EXERCISE:
For each line below that includes the string "daha", show the whole line.
START DATASET RECORDS
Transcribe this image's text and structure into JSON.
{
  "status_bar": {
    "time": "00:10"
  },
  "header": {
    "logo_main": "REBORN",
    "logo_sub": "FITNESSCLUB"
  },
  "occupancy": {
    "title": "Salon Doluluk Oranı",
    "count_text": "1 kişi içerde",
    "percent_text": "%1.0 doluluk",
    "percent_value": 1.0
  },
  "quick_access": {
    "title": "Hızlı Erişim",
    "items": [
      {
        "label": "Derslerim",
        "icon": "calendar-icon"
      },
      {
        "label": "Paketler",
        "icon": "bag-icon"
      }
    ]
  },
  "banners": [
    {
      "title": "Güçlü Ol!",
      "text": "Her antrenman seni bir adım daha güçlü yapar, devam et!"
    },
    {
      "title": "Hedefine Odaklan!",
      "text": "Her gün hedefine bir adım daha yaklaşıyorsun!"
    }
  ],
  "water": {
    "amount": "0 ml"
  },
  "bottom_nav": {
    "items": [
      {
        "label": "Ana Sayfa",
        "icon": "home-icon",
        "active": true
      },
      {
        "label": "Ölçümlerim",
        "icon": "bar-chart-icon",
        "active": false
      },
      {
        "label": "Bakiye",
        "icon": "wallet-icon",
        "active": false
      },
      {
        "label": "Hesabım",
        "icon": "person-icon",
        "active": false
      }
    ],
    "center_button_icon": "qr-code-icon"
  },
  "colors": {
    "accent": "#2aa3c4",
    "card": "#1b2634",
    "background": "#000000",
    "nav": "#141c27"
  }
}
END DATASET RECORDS
WRITTEN REPLY:
      "text": "Her antrenman seni bir adım daha güçlü yapar, devam et!"
      "text": "Her gün hedefine bir adım daha yaklaşıyorsun!"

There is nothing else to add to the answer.